▸ **MATERIALS PROVIDED**:
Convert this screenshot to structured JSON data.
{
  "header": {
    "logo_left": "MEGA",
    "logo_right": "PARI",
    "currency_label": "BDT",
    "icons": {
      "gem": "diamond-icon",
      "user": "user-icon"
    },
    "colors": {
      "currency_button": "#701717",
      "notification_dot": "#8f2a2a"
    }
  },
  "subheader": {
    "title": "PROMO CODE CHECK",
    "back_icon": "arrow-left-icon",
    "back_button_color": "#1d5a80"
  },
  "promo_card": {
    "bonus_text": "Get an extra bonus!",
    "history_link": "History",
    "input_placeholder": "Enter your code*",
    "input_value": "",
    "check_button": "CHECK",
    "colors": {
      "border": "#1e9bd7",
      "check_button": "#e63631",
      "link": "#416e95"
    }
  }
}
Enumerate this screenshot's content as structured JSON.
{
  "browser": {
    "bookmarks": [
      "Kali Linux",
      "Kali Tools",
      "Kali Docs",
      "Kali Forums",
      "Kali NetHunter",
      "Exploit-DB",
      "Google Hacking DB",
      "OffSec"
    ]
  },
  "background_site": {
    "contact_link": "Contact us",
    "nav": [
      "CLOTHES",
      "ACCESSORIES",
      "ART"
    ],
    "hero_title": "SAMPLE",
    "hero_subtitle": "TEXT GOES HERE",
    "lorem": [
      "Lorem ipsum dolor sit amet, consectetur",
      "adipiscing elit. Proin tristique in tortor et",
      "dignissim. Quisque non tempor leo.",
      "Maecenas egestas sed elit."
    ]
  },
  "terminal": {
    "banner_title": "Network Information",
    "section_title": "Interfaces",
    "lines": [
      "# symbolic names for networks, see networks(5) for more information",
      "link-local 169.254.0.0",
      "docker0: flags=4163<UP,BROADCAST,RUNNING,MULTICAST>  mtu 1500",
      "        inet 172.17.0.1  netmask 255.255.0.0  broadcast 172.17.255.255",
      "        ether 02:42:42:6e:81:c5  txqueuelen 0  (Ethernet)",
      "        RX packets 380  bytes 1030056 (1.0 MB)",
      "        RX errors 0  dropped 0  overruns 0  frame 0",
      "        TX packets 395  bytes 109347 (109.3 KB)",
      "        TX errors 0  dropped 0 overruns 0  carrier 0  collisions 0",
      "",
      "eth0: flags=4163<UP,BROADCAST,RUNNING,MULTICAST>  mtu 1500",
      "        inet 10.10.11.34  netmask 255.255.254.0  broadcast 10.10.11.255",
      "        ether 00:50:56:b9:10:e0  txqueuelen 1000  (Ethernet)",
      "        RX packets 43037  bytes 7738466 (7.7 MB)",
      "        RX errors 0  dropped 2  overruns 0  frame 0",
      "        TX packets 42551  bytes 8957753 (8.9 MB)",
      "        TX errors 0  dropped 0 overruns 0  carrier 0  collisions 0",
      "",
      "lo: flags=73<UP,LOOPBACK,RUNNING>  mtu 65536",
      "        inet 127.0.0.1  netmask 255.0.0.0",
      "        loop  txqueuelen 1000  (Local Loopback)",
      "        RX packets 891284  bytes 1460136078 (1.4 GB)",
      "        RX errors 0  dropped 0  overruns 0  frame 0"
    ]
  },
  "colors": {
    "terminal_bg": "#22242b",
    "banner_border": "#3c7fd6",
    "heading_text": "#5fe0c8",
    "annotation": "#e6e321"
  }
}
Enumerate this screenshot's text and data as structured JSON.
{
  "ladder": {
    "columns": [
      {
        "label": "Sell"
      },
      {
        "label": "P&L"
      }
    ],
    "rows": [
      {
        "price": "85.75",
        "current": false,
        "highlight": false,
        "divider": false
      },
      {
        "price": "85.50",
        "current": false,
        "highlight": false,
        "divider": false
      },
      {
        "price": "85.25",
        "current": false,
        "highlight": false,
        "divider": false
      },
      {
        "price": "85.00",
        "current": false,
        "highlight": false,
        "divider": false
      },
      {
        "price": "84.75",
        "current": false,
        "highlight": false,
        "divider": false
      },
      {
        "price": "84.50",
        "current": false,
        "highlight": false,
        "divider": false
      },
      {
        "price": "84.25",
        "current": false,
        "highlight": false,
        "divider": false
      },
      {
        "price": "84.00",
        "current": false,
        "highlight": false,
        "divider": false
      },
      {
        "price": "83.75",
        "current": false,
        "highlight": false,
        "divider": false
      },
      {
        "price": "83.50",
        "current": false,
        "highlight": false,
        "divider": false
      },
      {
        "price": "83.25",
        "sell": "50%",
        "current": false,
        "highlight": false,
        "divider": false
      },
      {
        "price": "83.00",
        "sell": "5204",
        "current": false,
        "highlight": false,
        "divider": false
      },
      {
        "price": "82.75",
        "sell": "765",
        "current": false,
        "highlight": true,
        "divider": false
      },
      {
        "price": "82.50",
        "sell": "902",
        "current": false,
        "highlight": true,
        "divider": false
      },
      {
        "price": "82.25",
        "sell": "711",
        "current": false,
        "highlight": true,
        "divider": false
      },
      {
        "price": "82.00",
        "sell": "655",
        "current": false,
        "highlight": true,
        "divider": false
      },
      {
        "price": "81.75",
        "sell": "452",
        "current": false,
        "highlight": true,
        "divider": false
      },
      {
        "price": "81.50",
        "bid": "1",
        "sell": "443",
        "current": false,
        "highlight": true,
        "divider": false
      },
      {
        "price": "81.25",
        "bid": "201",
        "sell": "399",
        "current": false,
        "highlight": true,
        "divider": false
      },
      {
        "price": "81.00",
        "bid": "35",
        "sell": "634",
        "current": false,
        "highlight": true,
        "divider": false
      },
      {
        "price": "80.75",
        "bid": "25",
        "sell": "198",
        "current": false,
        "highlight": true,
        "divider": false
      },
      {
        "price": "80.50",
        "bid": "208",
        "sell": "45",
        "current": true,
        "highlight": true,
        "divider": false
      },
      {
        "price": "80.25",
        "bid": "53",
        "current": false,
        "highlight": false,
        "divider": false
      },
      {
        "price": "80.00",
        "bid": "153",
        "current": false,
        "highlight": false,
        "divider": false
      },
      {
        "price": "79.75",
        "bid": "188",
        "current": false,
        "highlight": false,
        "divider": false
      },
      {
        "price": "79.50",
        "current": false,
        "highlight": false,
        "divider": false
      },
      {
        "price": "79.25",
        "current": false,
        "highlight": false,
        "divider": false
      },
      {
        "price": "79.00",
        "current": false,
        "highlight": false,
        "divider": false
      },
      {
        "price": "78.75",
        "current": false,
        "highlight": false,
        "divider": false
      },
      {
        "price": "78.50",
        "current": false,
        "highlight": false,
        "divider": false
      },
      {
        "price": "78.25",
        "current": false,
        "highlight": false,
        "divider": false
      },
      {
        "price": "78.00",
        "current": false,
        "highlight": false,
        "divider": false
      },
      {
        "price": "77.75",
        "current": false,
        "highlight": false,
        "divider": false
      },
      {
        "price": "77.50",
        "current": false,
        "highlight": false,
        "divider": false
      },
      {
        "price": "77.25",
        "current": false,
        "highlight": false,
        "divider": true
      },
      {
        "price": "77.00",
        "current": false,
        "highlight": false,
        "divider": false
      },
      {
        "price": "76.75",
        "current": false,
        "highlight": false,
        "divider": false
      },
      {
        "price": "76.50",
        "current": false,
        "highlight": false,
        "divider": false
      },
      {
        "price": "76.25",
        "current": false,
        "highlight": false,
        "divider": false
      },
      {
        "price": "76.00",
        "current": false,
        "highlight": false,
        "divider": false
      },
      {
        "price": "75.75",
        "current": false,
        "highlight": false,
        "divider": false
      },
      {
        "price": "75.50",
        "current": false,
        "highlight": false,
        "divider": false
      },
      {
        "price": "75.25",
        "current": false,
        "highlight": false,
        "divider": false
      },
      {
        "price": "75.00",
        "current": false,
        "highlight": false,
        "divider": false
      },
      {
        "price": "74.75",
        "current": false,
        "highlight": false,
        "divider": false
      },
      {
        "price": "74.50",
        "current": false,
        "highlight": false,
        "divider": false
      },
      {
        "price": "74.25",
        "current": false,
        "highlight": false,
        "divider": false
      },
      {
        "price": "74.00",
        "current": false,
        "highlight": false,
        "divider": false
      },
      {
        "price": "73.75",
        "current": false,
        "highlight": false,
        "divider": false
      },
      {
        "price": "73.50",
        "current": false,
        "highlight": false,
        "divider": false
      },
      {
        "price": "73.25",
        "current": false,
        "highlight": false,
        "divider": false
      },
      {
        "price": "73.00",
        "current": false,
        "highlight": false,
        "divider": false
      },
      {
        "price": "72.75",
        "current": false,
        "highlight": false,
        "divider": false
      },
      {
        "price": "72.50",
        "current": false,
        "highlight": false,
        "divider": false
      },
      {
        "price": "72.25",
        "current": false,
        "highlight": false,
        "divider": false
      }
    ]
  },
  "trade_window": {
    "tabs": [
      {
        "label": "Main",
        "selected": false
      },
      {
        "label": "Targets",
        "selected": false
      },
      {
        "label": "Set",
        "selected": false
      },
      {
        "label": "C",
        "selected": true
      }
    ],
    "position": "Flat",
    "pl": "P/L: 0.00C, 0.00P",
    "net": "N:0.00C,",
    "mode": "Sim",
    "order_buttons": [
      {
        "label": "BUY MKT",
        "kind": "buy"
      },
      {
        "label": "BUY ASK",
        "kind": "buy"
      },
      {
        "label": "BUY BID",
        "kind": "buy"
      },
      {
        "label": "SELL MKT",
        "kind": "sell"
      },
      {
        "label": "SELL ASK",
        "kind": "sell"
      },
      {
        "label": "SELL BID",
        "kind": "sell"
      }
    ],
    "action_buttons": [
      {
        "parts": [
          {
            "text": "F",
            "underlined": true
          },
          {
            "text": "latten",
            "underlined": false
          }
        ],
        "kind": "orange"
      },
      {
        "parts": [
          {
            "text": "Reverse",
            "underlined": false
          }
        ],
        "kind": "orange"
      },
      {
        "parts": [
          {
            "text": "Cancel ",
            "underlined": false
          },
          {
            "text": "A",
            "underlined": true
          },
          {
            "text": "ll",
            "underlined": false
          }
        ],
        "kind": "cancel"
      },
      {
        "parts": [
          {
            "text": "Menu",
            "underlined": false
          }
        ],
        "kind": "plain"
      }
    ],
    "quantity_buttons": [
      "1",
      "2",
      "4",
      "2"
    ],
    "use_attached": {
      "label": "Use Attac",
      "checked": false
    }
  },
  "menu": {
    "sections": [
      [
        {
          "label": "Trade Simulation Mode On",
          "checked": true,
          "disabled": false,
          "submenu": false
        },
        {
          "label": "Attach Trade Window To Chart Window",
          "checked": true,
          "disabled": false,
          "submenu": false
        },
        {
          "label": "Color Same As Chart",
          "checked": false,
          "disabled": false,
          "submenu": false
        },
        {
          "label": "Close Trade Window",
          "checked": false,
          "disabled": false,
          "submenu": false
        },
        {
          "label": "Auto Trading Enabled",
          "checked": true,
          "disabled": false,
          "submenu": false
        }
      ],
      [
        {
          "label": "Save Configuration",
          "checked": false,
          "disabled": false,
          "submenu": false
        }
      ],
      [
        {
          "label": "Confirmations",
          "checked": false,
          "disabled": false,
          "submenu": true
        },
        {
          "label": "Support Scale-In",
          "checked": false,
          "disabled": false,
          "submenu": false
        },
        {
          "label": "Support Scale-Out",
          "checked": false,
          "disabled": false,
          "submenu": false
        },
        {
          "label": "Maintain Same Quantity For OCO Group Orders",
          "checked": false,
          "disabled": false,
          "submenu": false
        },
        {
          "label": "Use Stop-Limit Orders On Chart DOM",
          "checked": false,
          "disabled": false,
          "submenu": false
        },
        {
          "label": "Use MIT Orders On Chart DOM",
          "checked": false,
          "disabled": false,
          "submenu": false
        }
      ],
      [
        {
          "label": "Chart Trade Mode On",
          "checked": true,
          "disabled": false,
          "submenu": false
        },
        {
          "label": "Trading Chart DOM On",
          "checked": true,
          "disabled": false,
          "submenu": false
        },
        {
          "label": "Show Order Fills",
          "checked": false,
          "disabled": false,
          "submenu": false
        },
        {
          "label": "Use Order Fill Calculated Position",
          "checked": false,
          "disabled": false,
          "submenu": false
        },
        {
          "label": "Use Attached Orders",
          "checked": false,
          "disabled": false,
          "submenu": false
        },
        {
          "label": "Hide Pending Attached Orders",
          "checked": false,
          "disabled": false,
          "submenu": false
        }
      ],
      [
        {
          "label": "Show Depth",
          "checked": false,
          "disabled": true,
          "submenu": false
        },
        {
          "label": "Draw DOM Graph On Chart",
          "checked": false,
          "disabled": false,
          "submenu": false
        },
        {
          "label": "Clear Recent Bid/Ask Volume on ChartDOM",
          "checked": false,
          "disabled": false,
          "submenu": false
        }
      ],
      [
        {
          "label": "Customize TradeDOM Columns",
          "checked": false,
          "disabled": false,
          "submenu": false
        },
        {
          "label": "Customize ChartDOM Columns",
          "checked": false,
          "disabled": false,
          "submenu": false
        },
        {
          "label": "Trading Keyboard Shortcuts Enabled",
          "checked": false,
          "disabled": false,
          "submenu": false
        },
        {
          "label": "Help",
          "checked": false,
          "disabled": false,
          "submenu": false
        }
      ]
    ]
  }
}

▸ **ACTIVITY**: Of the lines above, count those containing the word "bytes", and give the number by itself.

▸ **RESPONSE TO THE TASK**: 5